* Exercise instructions: Wherever "image" appears in a line of the listing, report that line.

───── Records for the exercise

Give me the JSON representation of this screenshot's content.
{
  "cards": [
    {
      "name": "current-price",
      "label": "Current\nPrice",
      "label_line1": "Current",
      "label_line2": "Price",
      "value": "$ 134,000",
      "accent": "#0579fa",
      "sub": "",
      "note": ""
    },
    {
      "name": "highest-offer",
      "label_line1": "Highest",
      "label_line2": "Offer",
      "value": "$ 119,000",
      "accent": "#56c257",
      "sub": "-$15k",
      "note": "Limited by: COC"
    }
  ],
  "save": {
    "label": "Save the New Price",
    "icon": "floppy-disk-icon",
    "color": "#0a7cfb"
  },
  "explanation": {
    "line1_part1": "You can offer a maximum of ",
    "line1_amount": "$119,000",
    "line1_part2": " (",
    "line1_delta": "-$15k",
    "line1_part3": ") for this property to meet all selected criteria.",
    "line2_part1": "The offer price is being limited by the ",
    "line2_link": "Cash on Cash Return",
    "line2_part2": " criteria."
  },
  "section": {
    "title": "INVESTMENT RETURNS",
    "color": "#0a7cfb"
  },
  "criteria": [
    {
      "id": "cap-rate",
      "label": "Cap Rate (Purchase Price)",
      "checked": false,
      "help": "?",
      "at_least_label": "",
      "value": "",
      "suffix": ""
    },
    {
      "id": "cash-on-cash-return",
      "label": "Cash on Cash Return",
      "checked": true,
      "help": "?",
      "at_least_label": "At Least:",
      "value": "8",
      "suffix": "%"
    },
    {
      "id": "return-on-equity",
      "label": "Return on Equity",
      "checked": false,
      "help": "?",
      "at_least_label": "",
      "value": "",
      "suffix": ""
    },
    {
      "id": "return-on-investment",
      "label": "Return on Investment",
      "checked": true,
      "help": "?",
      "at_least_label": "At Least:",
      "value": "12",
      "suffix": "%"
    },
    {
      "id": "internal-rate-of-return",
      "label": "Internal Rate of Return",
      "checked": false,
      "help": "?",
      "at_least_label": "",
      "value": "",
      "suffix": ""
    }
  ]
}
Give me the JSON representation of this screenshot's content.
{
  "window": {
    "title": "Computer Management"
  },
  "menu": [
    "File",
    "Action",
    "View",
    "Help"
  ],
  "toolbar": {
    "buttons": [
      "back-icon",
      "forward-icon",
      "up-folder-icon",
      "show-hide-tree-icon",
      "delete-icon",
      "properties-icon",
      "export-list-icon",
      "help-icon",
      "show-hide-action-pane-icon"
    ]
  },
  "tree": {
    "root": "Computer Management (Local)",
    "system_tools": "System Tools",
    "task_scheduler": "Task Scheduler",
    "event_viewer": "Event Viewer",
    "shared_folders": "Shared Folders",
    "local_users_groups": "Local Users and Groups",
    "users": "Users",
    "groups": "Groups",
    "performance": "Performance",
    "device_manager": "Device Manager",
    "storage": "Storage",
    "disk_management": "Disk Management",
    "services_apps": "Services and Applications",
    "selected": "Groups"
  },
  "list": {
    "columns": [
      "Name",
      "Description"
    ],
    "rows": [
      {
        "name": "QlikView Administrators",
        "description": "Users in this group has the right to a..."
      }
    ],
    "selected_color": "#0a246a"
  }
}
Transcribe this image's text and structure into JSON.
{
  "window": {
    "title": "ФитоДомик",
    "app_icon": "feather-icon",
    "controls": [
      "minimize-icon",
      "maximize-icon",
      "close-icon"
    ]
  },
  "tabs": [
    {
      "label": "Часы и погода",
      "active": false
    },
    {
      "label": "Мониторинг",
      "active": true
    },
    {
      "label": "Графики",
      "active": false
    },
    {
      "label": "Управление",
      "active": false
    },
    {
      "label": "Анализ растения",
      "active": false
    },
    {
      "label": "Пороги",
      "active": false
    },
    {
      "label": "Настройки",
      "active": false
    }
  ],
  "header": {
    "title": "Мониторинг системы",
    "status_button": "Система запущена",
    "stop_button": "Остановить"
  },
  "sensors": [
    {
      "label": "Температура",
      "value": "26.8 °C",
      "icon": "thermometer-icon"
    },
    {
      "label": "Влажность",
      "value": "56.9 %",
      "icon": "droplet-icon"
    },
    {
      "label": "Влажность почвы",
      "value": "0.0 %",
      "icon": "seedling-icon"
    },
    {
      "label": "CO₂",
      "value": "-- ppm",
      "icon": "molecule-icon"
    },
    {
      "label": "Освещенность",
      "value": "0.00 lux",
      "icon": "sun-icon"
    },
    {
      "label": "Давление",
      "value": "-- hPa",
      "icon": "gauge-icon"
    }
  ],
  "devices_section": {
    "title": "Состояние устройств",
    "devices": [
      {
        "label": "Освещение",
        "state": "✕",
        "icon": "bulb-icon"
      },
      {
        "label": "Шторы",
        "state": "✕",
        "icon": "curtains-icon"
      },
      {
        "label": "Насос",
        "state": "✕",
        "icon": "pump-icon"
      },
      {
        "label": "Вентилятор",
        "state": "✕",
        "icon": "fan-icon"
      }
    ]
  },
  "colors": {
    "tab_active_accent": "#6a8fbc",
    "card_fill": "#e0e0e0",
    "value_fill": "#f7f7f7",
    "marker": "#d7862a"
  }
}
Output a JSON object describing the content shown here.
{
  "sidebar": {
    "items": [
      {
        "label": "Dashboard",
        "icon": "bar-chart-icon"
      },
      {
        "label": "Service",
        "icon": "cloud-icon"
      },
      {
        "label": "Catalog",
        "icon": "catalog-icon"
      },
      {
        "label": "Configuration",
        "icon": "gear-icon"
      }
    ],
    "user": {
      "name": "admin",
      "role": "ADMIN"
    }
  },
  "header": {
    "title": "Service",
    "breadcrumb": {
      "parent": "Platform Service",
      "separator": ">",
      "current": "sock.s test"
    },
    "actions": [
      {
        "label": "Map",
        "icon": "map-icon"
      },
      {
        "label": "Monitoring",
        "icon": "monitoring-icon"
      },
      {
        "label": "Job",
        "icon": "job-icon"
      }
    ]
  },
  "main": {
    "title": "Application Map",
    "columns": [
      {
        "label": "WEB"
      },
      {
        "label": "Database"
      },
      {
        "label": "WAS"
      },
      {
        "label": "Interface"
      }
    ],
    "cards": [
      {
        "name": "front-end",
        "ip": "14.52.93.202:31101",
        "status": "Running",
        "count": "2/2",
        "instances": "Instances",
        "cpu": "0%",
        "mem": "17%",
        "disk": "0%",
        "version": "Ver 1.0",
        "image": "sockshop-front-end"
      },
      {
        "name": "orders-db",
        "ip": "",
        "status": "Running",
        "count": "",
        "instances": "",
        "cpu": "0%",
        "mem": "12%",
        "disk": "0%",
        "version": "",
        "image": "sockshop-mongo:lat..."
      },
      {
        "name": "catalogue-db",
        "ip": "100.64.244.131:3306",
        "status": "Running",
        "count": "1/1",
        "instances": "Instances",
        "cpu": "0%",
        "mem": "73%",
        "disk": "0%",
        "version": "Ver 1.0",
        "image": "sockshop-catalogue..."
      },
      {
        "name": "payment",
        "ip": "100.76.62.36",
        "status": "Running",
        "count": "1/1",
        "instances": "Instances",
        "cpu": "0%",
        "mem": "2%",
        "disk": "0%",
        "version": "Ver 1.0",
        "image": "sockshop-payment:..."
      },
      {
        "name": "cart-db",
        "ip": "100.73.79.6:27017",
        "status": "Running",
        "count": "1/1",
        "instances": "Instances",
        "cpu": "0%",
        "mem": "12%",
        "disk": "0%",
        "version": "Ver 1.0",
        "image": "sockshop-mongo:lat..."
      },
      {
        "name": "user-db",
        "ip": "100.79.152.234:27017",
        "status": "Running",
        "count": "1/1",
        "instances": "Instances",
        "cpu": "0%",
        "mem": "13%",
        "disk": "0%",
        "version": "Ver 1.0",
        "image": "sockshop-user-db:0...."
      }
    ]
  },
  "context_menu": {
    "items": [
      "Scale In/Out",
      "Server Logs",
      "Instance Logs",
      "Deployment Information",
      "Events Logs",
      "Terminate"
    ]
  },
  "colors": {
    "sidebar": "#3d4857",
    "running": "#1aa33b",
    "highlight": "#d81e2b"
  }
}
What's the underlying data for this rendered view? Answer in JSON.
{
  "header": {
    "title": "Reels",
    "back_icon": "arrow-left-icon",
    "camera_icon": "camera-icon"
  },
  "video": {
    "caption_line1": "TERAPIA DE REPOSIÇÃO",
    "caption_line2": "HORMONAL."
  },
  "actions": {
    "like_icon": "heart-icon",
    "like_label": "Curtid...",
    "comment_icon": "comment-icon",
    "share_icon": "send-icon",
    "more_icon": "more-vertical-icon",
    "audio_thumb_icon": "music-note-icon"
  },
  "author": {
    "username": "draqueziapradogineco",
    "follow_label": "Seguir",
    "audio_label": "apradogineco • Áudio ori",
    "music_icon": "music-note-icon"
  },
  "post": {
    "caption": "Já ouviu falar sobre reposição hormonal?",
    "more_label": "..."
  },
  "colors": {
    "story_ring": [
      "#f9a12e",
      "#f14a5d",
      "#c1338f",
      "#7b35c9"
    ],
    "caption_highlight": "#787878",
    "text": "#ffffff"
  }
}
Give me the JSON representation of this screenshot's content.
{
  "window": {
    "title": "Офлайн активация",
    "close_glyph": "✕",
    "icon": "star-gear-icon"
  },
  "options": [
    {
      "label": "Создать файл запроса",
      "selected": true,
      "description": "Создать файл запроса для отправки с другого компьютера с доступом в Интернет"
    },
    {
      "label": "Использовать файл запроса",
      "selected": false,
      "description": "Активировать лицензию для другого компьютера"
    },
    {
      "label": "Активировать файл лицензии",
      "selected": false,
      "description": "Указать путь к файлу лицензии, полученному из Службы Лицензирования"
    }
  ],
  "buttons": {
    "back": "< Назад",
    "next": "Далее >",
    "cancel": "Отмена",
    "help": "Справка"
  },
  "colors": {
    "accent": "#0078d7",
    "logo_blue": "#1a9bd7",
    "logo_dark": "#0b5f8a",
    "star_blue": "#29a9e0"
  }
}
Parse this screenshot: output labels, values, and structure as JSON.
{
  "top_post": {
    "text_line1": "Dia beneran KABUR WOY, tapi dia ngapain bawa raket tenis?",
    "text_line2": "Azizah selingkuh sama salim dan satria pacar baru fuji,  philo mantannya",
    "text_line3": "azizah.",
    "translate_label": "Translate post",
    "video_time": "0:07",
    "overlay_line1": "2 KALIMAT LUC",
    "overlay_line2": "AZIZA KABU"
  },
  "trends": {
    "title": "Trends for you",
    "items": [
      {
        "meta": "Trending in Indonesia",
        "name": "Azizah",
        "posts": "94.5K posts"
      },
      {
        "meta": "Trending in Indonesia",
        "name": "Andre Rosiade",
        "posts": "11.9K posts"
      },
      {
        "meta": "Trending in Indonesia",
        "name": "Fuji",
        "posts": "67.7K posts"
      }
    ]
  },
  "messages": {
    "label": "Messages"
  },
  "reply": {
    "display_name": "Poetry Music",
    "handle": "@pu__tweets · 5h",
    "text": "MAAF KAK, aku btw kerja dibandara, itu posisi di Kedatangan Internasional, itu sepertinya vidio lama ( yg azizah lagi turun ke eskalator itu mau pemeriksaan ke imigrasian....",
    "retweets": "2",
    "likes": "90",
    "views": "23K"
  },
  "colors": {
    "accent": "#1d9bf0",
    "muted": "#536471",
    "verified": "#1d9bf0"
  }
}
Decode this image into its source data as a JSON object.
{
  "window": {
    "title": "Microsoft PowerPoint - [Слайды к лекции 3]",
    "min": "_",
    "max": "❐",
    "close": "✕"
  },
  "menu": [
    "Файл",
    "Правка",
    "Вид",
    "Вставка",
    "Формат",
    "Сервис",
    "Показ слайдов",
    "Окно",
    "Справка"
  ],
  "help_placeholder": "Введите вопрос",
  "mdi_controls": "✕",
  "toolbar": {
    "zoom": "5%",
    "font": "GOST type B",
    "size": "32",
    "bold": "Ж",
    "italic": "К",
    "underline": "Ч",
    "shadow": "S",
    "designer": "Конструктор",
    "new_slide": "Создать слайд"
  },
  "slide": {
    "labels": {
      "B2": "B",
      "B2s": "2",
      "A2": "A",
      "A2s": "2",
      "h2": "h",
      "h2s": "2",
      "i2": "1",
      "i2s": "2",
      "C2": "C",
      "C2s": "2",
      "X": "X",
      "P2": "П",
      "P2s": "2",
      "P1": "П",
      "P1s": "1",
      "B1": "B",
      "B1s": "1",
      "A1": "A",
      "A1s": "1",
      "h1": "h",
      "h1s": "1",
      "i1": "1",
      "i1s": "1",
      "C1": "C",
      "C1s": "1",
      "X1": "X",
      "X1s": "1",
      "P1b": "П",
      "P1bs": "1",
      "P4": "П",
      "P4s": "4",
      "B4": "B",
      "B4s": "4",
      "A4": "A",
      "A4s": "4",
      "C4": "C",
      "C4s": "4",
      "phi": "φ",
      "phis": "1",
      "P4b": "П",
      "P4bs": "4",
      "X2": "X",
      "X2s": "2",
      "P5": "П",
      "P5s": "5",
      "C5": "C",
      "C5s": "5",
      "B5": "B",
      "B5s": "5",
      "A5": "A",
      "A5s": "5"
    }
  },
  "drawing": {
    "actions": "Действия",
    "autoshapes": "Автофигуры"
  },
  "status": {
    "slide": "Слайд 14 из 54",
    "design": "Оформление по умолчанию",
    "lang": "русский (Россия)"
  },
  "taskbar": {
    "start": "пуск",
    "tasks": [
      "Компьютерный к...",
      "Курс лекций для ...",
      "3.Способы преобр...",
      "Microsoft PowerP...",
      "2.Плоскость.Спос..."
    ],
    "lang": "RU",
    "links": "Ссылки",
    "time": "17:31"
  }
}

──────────

* Answer to the exercise:
Transcribe this image's text and structure into JSON.
        "image": "sockshop-front-end"
        "image": "sockshop-mongo:lat..."
        "image": "sockshop-catalogue..."
        "image": "sockshop-payment:..."
        "image": "sockshop-mongo:lat..."
        "image": "sockshop-user-db:0...."
Decode this image into its source data as a JSON object.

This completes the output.